■ The task ■
Below are the records. State how many of their lines hold the word "data", and add nothing else.

+--

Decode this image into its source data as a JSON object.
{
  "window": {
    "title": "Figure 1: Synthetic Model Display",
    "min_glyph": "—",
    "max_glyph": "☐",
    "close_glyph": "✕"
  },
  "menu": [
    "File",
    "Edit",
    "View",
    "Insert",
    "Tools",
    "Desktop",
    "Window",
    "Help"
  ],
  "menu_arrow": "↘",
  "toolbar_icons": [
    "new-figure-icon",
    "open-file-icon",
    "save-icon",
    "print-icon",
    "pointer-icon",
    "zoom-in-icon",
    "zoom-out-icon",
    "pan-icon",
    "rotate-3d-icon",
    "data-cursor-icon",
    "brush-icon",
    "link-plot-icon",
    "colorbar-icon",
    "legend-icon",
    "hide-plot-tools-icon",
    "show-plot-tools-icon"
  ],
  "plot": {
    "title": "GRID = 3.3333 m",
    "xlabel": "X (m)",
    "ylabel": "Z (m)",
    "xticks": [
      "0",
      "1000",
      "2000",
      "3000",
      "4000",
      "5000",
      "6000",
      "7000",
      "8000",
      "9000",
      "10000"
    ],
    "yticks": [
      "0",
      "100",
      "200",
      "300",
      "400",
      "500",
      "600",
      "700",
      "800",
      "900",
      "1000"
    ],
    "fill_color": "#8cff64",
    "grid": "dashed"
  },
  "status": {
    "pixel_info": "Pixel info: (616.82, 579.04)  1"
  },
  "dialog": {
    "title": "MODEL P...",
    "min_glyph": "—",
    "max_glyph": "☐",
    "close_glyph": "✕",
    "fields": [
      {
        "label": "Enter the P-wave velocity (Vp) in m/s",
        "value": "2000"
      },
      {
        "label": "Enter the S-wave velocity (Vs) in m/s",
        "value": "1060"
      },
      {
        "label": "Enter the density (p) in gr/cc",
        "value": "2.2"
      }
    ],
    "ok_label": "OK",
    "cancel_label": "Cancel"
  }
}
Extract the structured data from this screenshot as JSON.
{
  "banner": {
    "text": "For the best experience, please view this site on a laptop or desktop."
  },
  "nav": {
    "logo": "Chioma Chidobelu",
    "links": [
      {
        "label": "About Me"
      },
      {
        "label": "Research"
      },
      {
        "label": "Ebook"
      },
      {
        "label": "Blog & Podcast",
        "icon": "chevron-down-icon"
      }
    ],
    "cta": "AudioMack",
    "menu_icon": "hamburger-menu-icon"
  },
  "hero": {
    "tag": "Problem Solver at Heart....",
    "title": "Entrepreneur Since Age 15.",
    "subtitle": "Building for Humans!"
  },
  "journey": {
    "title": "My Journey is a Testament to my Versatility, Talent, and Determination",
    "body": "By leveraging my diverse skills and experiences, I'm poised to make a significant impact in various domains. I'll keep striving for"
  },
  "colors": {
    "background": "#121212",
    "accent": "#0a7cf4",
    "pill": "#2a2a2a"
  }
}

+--

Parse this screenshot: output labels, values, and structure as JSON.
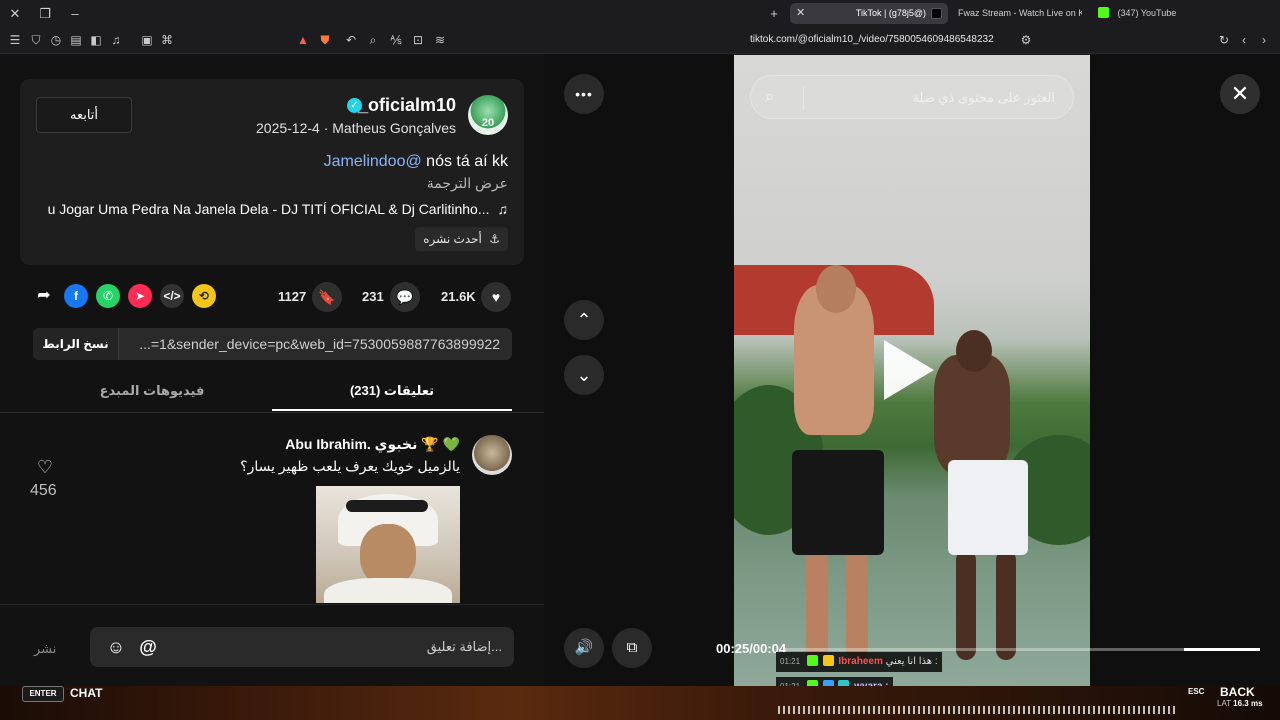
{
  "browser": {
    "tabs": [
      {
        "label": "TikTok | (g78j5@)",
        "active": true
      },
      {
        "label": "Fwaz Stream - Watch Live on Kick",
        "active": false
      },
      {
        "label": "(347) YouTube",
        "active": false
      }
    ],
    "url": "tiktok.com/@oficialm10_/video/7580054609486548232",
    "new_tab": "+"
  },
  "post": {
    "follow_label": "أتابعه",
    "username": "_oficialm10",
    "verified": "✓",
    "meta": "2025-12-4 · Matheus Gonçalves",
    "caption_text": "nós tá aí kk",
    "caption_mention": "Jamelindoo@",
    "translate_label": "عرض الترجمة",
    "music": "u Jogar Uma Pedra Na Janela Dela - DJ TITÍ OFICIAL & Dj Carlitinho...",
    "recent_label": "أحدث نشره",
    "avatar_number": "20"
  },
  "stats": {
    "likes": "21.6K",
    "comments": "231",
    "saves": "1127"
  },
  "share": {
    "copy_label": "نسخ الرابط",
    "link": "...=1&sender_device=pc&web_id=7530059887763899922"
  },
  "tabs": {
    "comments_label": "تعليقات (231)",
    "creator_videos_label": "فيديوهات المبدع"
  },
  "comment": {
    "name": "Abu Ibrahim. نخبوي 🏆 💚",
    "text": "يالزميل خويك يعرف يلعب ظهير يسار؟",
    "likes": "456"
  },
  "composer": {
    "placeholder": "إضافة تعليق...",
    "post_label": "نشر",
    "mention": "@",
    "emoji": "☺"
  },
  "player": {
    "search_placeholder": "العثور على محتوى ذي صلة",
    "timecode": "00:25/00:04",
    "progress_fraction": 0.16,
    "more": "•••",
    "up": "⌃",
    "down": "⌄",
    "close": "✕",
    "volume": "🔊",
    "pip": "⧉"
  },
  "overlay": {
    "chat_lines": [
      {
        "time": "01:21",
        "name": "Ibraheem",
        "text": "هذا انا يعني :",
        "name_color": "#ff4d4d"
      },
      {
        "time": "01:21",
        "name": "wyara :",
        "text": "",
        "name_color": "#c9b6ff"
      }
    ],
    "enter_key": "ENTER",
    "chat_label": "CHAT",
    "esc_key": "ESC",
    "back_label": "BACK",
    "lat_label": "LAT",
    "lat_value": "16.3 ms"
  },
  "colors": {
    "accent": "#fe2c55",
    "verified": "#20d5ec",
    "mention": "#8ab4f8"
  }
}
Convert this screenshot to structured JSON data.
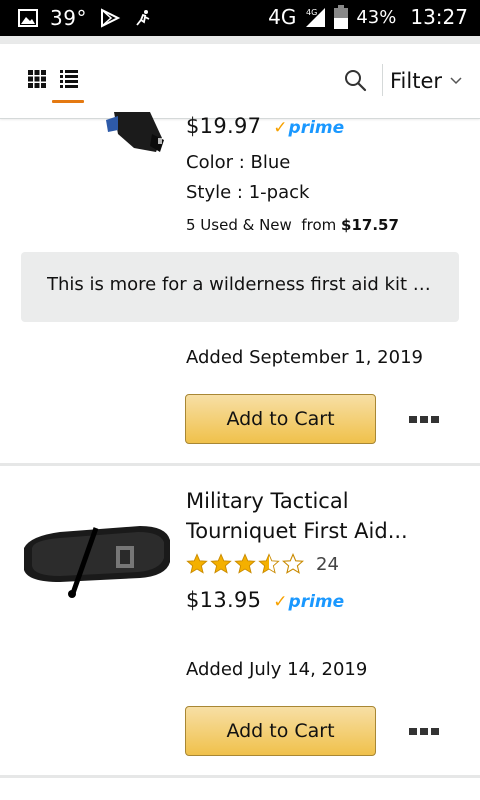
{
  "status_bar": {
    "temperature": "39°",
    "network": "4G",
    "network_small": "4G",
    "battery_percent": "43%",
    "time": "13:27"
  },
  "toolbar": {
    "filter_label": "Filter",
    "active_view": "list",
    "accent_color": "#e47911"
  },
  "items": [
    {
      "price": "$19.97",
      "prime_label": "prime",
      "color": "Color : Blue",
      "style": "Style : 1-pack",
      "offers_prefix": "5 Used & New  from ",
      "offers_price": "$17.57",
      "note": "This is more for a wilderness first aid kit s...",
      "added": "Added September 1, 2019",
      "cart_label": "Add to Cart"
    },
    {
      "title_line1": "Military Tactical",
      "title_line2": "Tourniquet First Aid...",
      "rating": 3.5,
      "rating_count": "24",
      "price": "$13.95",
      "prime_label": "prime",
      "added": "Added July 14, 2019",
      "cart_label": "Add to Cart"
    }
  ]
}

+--

■ Result of the exercise ■
4